The Medical Model understands a disability as a physical or mental impairment of the individual and its personal and social consequences. It regards the limitations faced by people with disabilities as resulting primarily, or solely, from their impairments. This pushes people with disabilities into the passive role of patients. The aim of a medical approach is to make people with disabilities “normal” – which of course implies that people with disabilities are in some way abnormal. The issue of disability is limited to the individual in question: in case of disability, the disabled person has to be changed, not society or the surrounding environment.
The Social Model, in contrast, understands disability as a relation between an individual and the social environment: the exclusion of people with certain physical and mental characteristics from major domains of social life. Their exclusion is manifested not only in deliberate segregation, but in a built environment and organized social activity that preclude or restrict the participation of people seen or labeled as having disabilities.
Shortcomings in the way society is organized mean that people with disabilities face specific types of discrimination and barriers to participation, including attitudinal (fear, ignorance, and low expectations influenced by culture and religion), environmental (physical inaccessibility affecting all aspects of life), and institutional (legal discrimination denying rights to marry, parent, attend schools, etc.)
Adapted from "Disability: Definitions, Models, Experience," from The Stanford Encyclopedia of Philosophy: http://plato.stanford.edu.

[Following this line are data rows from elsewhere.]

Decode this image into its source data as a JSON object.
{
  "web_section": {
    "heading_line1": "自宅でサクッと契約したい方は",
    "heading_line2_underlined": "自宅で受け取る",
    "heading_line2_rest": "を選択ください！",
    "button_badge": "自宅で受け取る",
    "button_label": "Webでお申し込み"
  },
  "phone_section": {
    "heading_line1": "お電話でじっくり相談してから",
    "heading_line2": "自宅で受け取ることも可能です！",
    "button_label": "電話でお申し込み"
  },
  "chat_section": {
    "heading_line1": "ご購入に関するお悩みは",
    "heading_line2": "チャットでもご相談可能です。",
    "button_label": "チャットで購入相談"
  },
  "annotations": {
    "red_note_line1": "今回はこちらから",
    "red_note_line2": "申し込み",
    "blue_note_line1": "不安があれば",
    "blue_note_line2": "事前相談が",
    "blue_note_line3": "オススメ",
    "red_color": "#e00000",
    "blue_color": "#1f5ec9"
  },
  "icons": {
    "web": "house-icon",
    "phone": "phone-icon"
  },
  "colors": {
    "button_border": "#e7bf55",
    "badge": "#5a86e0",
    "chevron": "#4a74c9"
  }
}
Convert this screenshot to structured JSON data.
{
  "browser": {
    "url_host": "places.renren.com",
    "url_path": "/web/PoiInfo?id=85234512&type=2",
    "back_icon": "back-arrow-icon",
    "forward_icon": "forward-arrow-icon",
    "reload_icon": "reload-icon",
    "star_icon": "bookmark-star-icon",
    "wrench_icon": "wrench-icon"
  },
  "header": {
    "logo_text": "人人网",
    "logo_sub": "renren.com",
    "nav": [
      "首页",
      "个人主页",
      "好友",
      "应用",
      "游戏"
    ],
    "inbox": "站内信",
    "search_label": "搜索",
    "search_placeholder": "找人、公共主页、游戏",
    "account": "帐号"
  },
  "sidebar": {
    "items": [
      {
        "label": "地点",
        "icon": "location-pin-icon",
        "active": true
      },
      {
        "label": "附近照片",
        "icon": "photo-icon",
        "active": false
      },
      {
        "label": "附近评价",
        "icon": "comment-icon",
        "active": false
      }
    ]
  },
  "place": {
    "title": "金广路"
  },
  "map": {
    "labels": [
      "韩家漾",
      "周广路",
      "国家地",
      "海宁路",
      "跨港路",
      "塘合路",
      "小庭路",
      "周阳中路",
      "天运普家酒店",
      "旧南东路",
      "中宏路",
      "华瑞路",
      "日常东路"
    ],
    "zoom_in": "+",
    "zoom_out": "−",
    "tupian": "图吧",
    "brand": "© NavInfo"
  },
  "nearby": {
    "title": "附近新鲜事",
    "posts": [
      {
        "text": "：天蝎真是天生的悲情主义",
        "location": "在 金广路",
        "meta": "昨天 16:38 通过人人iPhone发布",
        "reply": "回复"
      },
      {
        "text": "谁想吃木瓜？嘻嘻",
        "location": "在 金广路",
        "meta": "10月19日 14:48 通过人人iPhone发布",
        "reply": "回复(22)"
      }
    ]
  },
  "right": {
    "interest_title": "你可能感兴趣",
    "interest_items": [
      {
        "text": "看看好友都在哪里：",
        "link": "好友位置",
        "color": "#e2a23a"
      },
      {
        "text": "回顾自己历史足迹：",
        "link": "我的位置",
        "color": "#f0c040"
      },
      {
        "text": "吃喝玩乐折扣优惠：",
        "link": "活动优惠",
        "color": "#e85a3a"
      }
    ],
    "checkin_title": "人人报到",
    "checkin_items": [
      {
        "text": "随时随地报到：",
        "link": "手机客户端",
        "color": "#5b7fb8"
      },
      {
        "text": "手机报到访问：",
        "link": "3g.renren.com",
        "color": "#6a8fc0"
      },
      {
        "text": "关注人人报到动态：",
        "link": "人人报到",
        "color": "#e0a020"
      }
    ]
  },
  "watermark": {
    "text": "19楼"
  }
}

See the Disabled World list of models for additional definitions and discussion: http://www.disabled-world.com